Jung, C.G, Personality. (n.d.). Online Etymology Dictionary. Retrieved October 05, 2009, from Dictionary.com website: http://dictionary.reference.com/browse/personality
Keirsey, David (May 1, 1998) . Please Understand Me II: Temperament, Character, Intelligence (1st Ed. ed.). Prometheus Nemesis Book Co.
Kelly, G.A. The Psychology of Personal Constructs. New York: Norton, 1955. Kelly's main opus in two volumes.
Mischel, W. (2007). "Walter Mischel". In G. Lindzey & W. M. Runyan (Eds.), A History of Psychology in Autobiography (Vol. IX, pp. 229-267). Washington, DC: American Psychological Association.
Myers, Isabel Briggs with Peter B. Myers (1980, 1995). Gifts Differing: Understanding Personality Type. Mountain View, CA: Davies-Black Publishing.
Nelson, D. L., & Quick, J. C. Understanding Organizational Behavior (3rd Ed). OH, USA: Thomson.
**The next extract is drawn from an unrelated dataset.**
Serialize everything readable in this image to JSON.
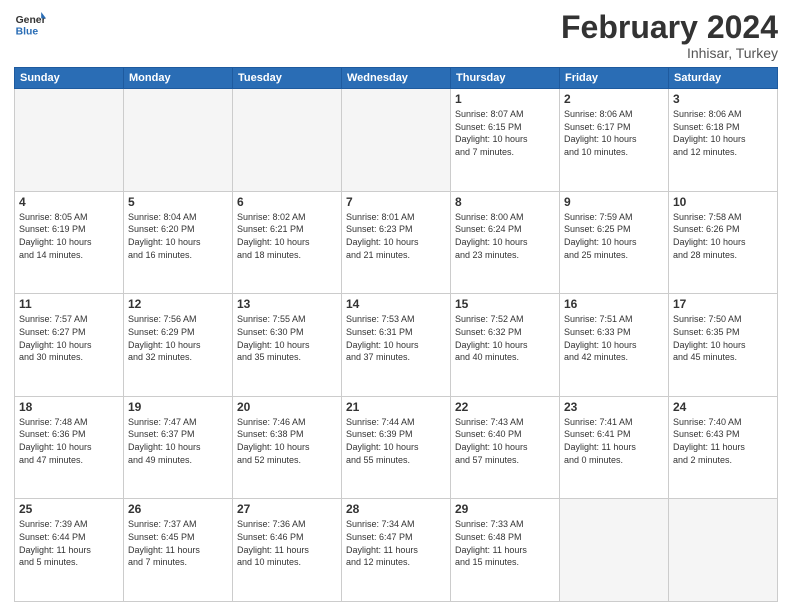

Personality Definition at Dictionary.com
The Personality Page
The Big Five Personality Test